I want to charge a 12v lead acid battery with a dc motor used on the Power Core E100 rated at 24v 100w. I’m spinning the motor with a bike so the output voltage fluctuates which I assume isn’t good for charging lead-acid batteries. I've seen elsewhere that I also need to limit the current to 10-30% of the capacity of the battery, so what components would I need in between the motor and the battery to safely charge it?
There many ways how to limit the current.
Simplest is to use a series resistor, but it is not efficient because it will waist the power at motor low speed when the power can be used for charging.
The second option is transistor/linear current limiter. Certainly better than 1) but only sometime better than 3)
(when the motor voltage is too low for charging, not your case)
(or when the motor voltage is far away from maximum power peak, can be your case)
The most efficient is buck-boost converter with current limiting feature. There are many modules of these a can be buy for few dollars.
Btw, when the motor generates 4A and you want to charge with 2A the another 2A are waisted, so the converter does not provide the advantage. It is the same efficient as transistor limiter.
Is you want to make it perfect efficient you must to deal with MPPT regulator with current limiter together.
Battery charging is much more complex than that
A battery charger is a thing you should never homebrew - that's the surest way of destroying a battery.
Several billion dollars of engineering have gone into determining how exactly to charge a lead-acid battery successfully. Proper, modern 3-stage charge controllers are built into lots of things. You are better off getting such a controller and put it in front of your generator. A solar charge controller might be a good choice.
Another option is to not hack that motor at all, and go with a different thing - an automotive alternator, which is specifically designed for that One Job and has the correct battery charge controller built-in. A "one wire" alternator would be ideal but any GM or Ford alternator isn't particularly difficult to adapt. Your only real design challenge is getting it spinning at an appropriate speed.
Fluctuating voltage is okay. You should have a diode in the circuit to prevent the battery from making the motor spin when you don't pedal. When the voltage is below the battery voltage, no current flows. When it's above, the battery drags it down to the battery voltage. Components in parallel have the same voltage - it's not possible to have for example 14V across the battery and 24V across the motor at the same time.
In your battery's data sheet there should be a chart showing the current and voltage in a typical charge cycle, like this one. You notice two phases: first the current is limited and the voltage increases, then the voltage hits a limit and we keep it there and let the current decrease. So basically, both the current and the voltage have to be at their limits or below. Whichever one is at the limit, the battery chooses the other one.
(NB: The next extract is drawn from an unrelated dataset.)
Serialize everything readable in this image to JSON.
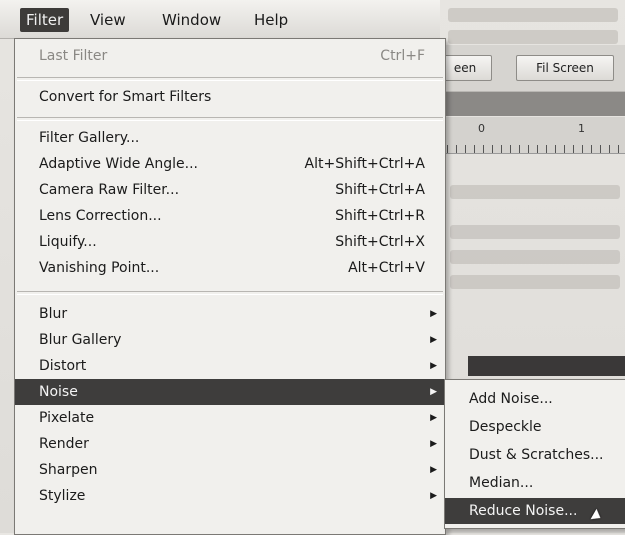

So you just watch the voltage and current, and if either one goes too high, you pedal slower. Eventually you stop pedalling and they are fully charged.
If you have a multimeter, you don't need a fancy circuit for that. Watch the current mostly, and every now and again, check the voltage. When the voltage is high enough, watch the voltage all the time. It sounds a bit tedious, so if you want to build a circuit, you could build one that turns on an LED when either the voltage or the current is too high.
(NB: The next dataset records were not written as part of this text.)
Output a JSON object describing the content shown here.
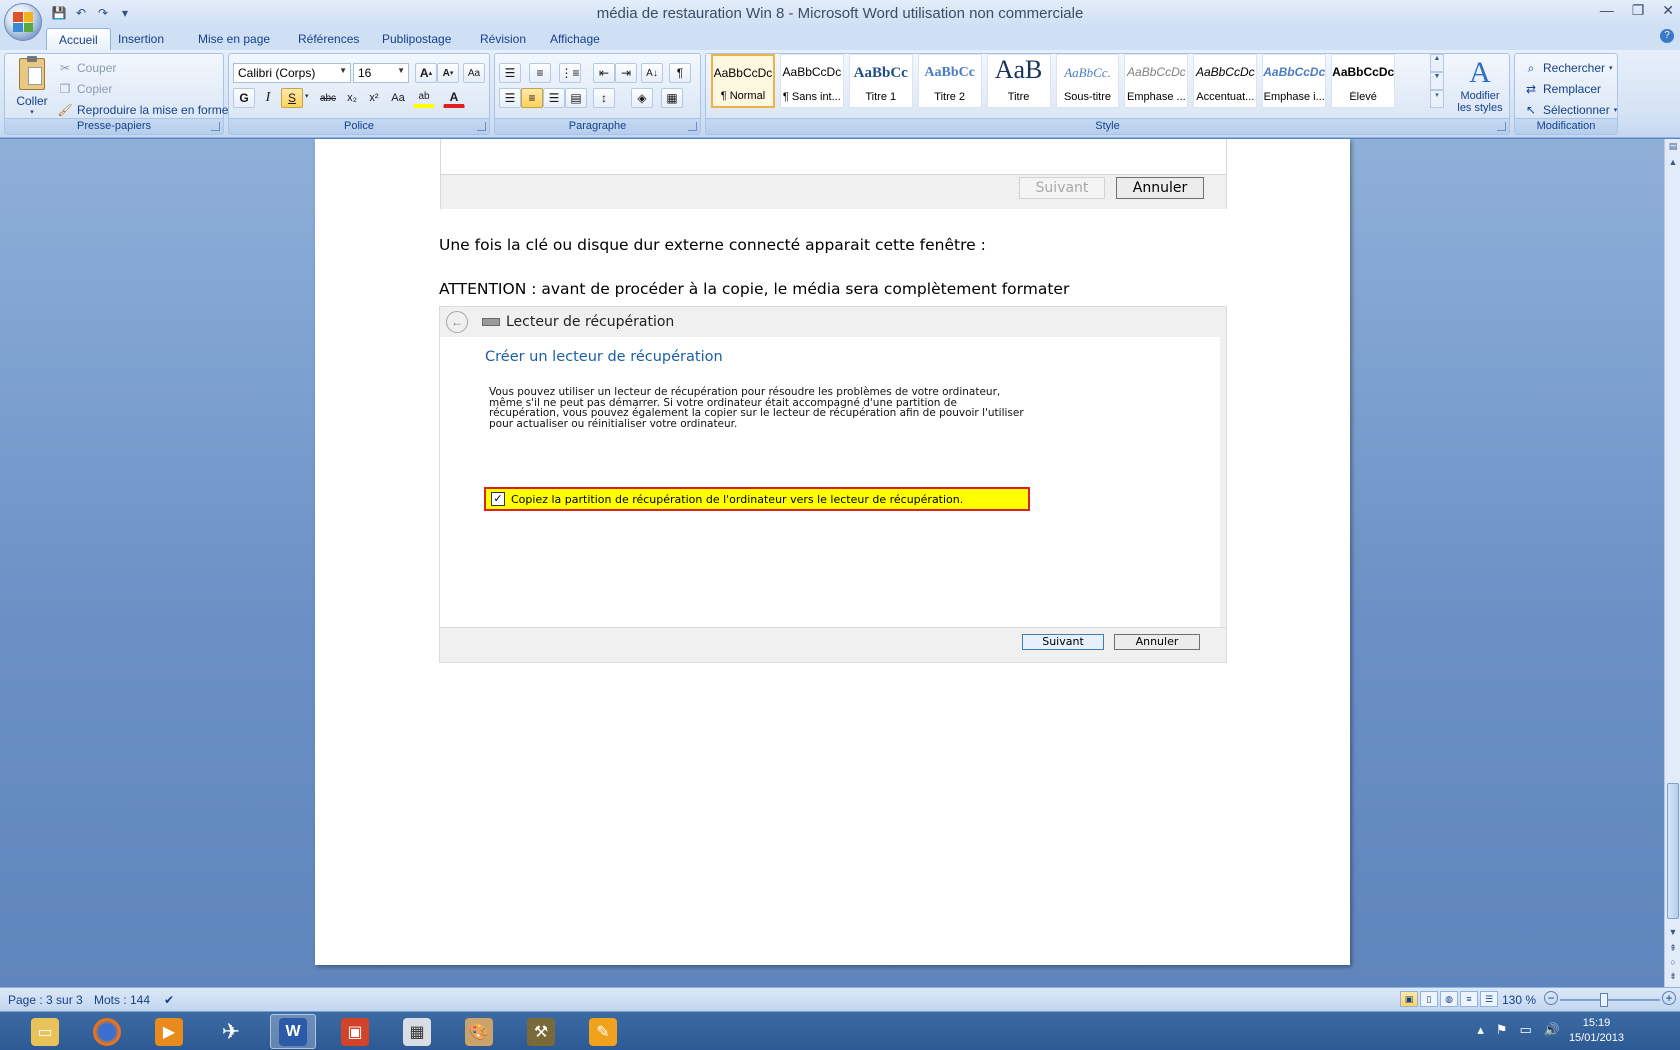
{
  "window": {
    "title": "média de restauration Win 8 - Microsoft Word utilisation non commerciale",
    "minimize": "—",
    "maximize": "❐",
    "close": "✕"
  },
  "qat": {
    "save": "💾",
    "undo": "↶",
    "redo": "↷",
    "customize": "▾"
  },
  "tabs": [
    {
      "label": "Accueil"
    },
    {
      "label": "Insertion"
    },
    {
      "label": "Mise en page"
    },
    {
      "label": "Références"
    },
    {
      "label": "Publipostage"
    },
    {
      "label": "Révision"
    },
    {
      "label": "Affichage"
    }
  ],
  "help": "?",
  "clipboard": {
    "paste": "Coller",
    "cut": "Couper",
    "copy": "Copier",
    "format_painter": "Reproduire la mise en forme",
    "label": "Presse-papiers"
  },
  "font": {
    "name": "Calibri (Corps)",
    "size": "16",
    "grow": "A",
    "shrink": "A",
    "clear": "Aa",
    "bold": "G",
    "italic": "I",
    "underline": "S",
    "strike": "abc",
    "subscript": "x₂",
    "superscript": "x²",
    "case": "Aa",
    "highlight": "ab",
    "color": "A",
    "label": "Police"
  },
  "paragraph": {
    "sort": "A↓",
    "pilcrow": "¶",
    "label": "Paragraphe"
  },
  "styles": {
    "items": [
      {
        "preview": "AaBbCcDc",
        "label": "¶ Normal"
      },
      {
        "preview": "AaBbCcDc",
        "label": "¶ Sans int..."
      },
      {
        "preview": "AaBbCc",
        "label": "Titre 1"
      },
      {
        "preview": "AaBbCc",
        "label": "Titre 2"
      },
      {
        "preview": "AaB",
        "label": "Titre"
      },
      {
        "preview": "AaBbCc.",
        "label": "Sous-titre"
      },
      {
        "preview": "AaBbCcDc",
        "label": "Emphase ..."
      },
      {
        "preview": "AaBbCcDc",
        "label": "Accentuat..."
      },
      {
        "preview": "AaBbCcDc",
        "label": "Emphase i..."
      },
      {
        "preview": "AaBbCcDc",
        "label": "Élevé"
      }
    ],
    "modify_line1": "Modifier",
    "modify_line2": "les styles",
    "label": "Style"
  },
  "editing": {
    "find": "Rechercher",
    "replace": "Remplacer",
    "select": "Sélectionner",
    "label": "Modification"
  },
  "document": {
    "top_dialog": {
      "next": "Suivant",
      "cancel": "Annuler"
    },
    "para1": "Une fois la clé ou disque dur externe connecté apparait cette fenêtre :",
    "para2": "ATTENTION : avant de procéder à la copie, le média sera complètement formater",
    "dialog": {
      "header": "Lecteur de récupération",
      "heading": "Créer un lecteur de récupération",
      "desc_lines": [
        "Vous pouvez utiliser un lecteur de récupération pour résoudre les problèmes de votre ordinateur,",
        "même s'il ne peut pas démarrer. Si votre ordinateur était accompagné d'une partition de",
        "récupération, vous pouvez également la copier sur le lecteur de récupération afin de pouvoir l'utiliser",
        "pour actualiser ou réinitialiser votre ordinateur."
      ],
      "checkbox": "Copiez la partition de récupération de l'ordinateur vers le lecteur de récupération.",
      "check_mark": "✓",
      "next": "Suivant",
      "cancel": "Annuler"
    }
  },
  "status": {
    "page": "Page : 3 sur 3",
    "words": "Mots : 144",
    "zoom": "130 %",
    "zoom_out": "−",
    "zoom_in": "+"
  },
  "taskbar": {
    "time": "15:19",
    "date": "15/01/2013",
    "apps": [
      "file-explorer",
      "firefox",
      "media-player",
      "plane-app",
      "word",
      "presentation",
      "calculator",
      "paint",
      "tool-app",
      "sketch-app"
    ]
  },
  "colors": {
    "accent": "#15428b",
    "highlight_yellow": "#ffff00",
    "highlight_border": "#e02020",
    "dialog_blue": "#1c5fa5"
  }
}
If your battery is big enough, then you don't need to measure the current at all because you know that if you pedal as hard as you can you're still not overloading it on current.
Lead-acid batteries are quite resilient - nothing like those lithium-polymer batteries that like to swell up and then explode in jets of fire. Under almost all conditions the worst thing that's likely to happen is you reduce the battery's lifespan or capacity (in extreme cases, all the way to zero).
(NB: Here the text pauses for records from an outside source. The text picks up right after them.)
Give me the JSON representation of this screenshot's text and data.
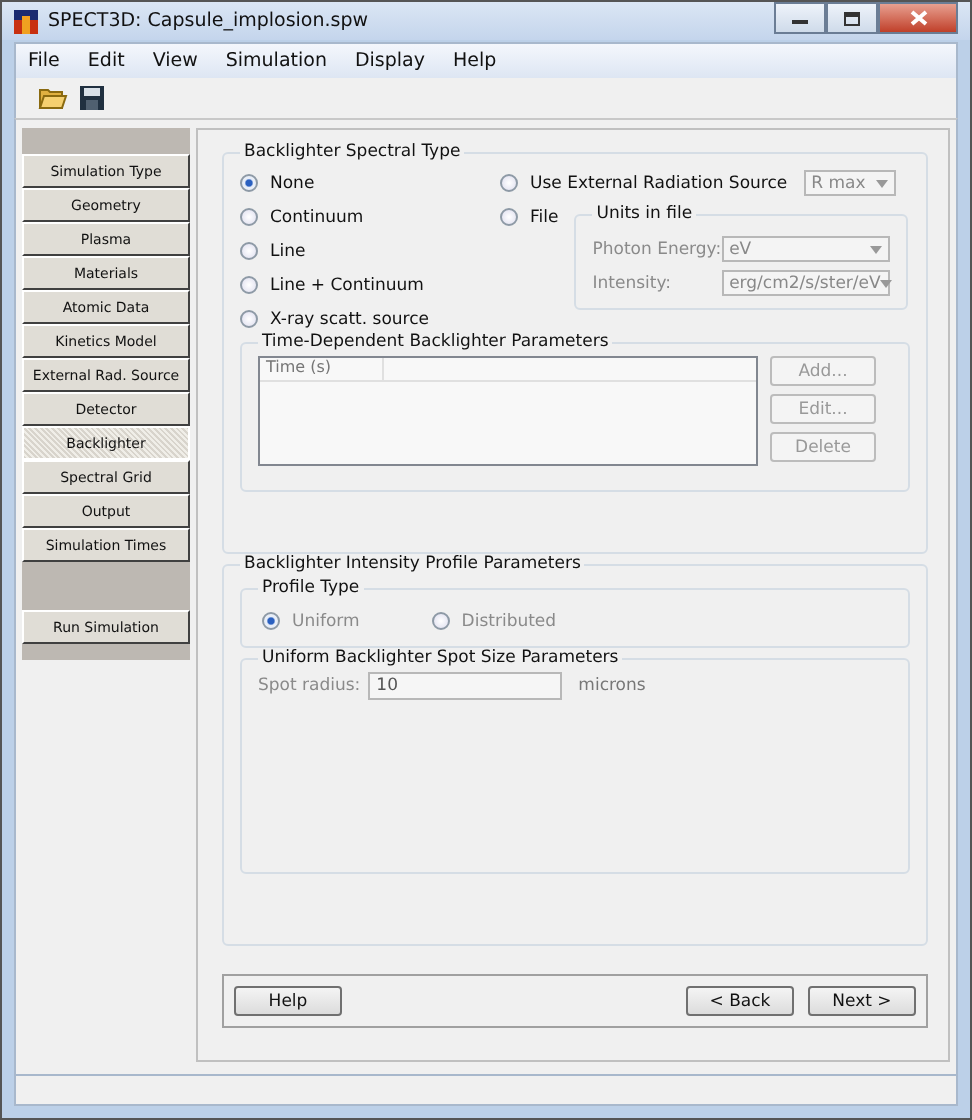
{
  "window": {
    "title": "SPECT3D:  Capsule_implosion.spw"
  },
  "menu": [
    "File",
    "Edit",
    "View",
    "Simulation",
    "Display",
    "Help"
  ],
  "sidebar": {
    "items": [
      {
        "label": "Simulation Type",
        "selected": false
      },
      {
        "label": "Geometry",
        "selected": false
      },
      {
        "label": "Plasma",
        "selected": false
      },
      {
        "label": "Materials",
        "selected": false
      },
      {
        "label": "Atomic Data",
        "selected": false
      },
      {
        "label": "Kinetics Model",
        "selected": false
      },
      {
        "label": "External Rad. Source",
        "selected": false
      },
      {
        "label": "Detector",
        "selected": false
      },
      {
        "label": "Backlighter",
        "selected": true
      },
      {
        "label": "Spectral Grid",
        "selected": false
      },
      {
        "label": "Output",
        "selected": false
      },
      {
        "label": "Simulation Times",
        "selected": false
      }
    ],
    "run_button": "Run Simulation"
  },
  "spectral_type": {
    "title": "Backlighter Spectral Type",
    "options": [
      {
        "label": "None",
        "selected": true
      },
      {
        "label": "Continuum",
        "selected": false
      },
      {
        "label": "Line",
        "selected": false
      },
      {
        "label": "Line + Continuum",
        "selected": false
      },
      {
        "label": "X-ray scatt. source",
        "selected": false
      }
    ],
    "external": {
      "label": "Use External Radiation Source",
      "selected": false,
      "dropdown": "R max",
      "disabled": true
    },
    "file": {
      "label": "File",
      "selected": false
    },
    "units_in_file": {
      "title": "Units in file",
      "disabled": true,
      "fields": [
        {
          "label": "Photon Energy:",
          "value": "eV"
        },
        {
          "label": "Intensity:",
          "value": "erg/cm2/s/ster/eV"
        }
      ]
    }
  },
  "time_dependent": {
    "title": "Time-Dependent Backlighter Parameters",
    "columns": [
      "Time (s)"
    ],
    "buttons": [
      {
        "label": "Add...",
        "disabled": true
      },
      {
        "label": "Edit...",
        "disabled": true
      },
      {
        "label": "Delete",
        "disabled": true
      }
    ]
  },
  "intensity_profile": {
    "title": "Backlighter Intensity Profile Parameters",
    "profile_type": {
      "title": "Profile Type",
      "options": [
        {
          "label": "Uniform",
          "selected": true,
          "disabled": true
        },
        {
          "label": "Distributed",
          "selected": false,
          "disabled": true
        }
      ]
    },
    "spot_size": {
      "title": "Uniform Backlighter Spot Size Parameters",
      "label": "Spot radius:",
      "value": "10",
      "unit": "microns",
      "disabled": true
    }
  },
  "footer": {
    "help": "Help",
    "back": "< Back",
    "next": "Next >"
  }
}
You will see discussion about the best ways to charge them. This is all about maximizing the lifetime so you get 3 years of working life instead of 1. If you don't really care about the lifetime so much, you can go nuts.
There is one danger to be aware of: charging (especially overcharging) can generate hydrogen gas, which has a risk of explosion if it builds up to a certain concentration in the air. Therefore, you should charge your battery in a ventilated area where any hydrogen will disperse instead of building up. These hydrogen explosions are rare, but they have happened before.
Apart from that, enjoy your experiment.
Just because the motor is designed for DC input doesn't mean that if you run it as a dynamo you'll necessarily get DC output. Unless it's a brushed motor, you may need to rectify the output (with a diode), smooth it (with a capacitor) and limit the voltage to an appropriate voltage for charging your battery (lead acids should not usually be charged at more than 2.3v per cell when charging at standard temperature, and your 12v battery will have 6 cells, so you should not provide it more than 13.8v). This is the most complicated part of your circuit, but you could potentially use an off-the-shelf voltage regulator IC for it. Limiting the current can be achieved with a suitably calculated resistor, assuming you don't mind wasting a little power.
Alternatively, you could look into ICs specific to the application, e.g. a MAX17702.